• Exercise directions
Report each line of the data that contains the string "host".

[Opening Exercise material section]

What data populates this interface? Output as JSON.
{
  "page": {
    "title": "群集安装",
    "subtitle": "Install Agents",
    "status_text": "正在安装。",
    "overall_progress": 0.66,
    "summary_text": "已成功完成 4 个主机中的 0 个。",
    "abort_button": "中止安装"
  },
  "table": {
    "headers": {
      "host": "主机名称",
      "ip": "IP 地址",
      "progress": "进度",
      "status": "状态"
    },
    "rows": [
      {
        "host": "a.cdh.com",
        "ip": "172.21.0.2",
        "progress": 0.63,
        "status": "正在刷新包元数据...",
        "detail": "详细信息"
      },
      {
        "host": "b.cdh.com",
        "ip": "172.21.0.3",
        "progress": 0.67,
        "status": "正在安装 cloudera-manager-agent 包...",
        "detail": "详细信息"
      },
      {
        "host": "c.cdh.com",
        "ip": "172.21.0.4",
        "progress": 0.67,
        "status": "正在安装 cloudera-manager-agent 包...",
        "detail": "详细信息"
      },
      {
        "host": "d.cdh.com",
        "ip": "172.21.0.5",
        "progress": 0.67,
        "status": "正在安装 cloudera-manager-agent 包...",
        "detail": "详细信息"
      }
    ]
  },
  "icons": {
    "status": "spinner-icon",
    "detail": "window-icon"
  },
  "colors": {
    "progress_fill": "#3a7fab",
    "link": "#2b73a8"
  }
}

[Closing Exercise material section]

• Result for this task
      "host": "主机名称",
        "host": "a.cdh.com",
        "host": "b.cdh.com",
        "host": "c.cdh.com",
        "host": "d.cdh.com",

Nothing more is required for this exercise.